━━ EXERCISE MATERIAL ━━
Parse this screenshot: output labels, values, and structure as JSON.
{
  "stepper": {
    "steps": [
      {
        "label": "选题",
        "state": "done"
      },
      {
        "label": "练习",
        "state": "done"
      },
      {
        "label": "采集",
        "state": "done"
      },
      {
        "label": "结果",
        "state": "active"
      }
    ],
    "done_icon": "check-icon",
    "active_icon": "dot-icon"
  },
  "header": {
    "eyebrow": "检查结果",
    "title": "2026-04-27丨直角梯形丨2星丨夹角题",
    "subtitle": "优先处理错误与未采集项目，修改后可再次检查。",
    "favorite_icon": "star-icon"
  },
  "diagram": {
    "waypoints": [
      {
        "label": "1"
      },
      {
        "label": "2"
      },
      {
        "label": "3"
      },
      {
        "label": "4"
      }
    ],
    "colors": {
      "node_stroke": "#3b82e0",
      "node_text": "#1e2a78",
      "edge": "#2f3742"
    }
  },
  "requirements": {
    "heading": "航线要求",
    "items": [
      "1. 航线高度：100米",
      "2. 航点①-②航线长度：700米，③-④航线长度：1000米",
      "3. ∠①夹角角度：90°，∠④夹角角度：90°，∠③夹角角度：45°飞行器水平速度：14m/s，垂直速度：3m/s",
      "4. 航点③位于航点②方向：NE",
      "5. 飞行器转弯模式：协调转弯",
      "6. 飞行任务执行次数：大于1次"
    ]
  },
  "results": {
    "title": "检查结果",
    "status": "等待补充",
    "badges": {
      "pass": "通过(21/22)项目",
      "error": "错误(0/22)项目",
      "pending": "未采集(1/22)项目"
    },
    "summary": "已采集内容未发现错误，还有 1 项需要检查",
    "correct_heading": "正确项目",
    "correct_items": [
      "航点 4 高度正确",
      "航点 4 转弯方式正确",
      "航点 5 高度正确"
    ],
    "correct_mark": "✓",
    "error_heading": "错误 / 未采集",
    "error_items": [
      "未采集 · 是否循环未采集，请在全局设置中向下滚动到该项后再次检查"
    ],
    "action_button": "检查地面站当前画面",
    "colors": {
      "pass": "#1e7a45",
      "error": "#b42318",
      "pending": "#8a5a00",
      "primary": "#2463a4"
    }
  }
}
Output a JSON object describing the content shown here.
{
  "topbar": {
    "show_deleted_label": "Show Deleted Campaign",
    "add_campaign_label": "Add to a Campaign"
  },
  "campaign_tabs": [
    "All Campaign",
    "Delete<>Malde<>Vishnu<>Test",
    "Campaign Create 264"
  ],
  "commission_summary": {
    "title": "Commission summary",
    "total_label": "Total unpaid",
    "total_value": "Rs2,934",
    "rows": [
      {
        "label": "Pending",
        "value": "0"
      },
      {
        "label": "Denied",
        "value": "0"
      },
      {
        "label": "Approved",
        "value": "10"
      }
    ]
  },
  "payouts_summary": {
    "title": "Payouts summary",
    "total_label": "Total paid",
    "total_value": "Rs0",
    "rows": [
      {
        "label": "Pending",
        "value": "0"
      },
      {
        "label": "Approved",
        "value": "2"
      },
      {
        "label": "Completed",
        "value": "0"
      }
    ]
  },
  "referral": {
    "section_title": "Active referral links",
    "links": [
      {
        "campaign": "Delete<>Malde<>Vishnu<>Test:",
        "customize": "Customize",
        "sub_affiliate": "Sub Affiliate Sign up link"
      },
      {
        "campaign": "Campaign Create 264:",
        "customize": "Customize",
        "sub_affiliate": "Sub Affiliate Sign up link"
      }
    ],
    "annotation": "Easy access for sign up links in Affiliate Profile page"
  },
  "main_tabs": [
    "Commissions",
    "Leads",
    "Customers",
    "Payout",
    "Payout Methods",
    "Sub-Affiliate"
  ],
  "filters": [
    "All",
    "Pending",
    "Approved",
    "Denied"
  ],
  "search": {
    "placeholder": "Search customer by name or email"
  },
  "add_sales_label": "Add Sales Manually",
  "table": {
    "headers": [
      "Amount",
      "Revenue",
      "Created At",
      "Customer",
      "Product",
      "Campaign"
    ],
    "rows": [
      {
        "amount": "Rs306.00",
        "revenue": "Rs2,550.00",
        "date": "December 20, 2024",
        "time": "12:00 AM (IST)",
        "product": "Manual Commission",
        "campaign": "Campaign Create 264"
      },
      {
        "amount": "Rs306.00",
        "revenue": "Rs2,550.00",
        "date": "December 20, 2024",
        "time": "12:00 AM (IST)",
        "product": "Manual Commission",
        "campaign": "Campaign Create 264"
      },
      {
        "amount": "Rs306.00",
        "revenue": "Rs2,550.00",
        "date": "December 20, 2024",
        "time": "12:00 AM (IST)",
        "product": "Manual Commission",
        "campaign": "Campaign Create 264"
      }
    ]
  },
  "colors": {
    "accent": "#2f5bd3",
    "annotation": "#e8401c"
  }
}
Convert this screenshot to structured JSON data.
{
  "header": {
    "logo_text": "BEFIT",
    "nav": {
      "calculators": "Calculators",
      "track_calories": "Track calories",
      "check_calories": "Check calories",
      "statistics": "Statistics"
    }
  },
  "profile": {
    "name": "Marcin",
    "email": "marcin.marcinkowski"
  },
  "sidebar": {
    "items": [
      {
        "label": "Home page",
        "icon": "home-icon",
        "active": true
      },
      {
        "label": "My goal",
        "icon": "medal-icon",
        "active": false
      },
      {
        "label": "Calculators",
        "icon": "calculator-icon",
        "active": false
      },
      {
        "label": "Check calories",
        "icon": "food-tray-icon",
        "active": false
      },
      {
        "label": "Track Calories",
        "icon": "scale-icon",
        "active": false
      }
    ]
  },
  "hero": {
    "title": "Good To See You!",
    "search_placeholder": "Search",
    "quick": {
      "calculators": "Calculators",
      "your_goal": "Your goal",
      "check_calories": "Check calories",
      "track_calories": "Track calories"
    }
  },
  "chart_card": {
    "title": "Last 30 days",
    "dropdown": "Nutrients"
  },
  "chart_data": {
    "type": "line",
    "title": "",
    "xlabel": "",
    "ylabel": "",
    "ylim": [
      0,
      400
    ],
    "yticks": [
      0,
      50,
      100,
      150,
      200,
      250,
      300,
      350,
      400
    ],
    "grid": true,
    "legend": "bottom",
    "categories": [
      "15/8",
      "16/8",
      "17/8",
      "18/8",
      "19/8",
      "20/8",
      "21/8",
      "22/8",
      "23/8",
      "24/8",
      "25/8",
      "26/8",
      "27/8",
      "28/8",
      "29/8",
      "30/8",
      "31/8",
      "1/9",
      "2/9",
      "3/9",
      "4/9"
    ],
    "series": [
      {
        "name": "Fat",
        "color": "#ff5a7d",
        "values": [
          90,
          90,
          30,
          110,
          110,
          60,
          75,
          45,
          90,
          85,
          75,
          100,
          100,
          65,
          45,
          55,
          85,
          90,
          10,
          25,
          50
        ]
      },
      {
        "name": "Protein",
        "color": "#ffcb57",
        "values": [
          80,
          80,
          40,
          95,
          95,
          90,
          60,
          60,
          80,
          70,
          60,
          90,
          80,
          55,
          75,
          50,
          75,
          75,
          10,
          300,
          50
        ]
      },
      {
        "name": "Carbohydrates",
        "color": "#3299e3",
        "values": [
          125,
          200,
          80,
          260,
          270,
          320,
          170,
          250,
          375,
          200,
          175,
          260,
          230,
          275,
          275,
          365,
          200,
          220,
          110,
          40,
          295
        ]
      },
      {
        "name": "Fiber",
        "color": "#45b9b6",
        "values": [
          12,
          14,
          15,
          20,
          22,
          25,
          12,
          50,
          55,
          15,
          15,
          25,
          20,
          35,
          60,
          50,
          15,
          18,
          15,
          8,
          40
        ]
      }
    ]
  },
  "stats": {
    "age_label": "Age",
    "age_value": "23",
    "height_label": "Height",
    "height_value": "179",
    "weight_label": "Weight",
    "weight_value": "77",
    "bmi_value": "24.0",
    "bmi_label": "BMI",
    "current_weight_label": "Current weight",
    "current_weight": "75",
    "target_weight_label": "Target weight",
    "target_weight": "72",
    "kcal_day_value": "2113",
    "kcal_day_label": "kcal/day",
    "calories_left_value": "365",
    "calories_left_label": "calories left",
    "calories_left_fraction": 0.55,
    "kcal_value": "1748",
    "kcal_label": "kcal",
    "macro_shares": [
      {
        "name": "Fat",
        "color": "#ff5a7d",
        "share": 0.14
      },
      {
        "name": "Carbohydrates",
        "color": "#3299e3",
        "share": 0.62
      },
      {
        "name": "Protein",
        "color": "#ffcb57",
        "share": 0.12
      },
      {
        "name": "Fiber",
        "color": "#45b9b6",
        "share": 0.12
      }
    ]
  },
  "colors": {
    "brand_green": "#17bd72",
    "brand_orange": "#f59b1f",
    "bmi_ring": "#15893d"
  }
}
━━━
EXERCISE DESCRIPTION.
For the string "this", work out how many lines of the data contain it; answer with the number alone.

RESPONSE BOX.
2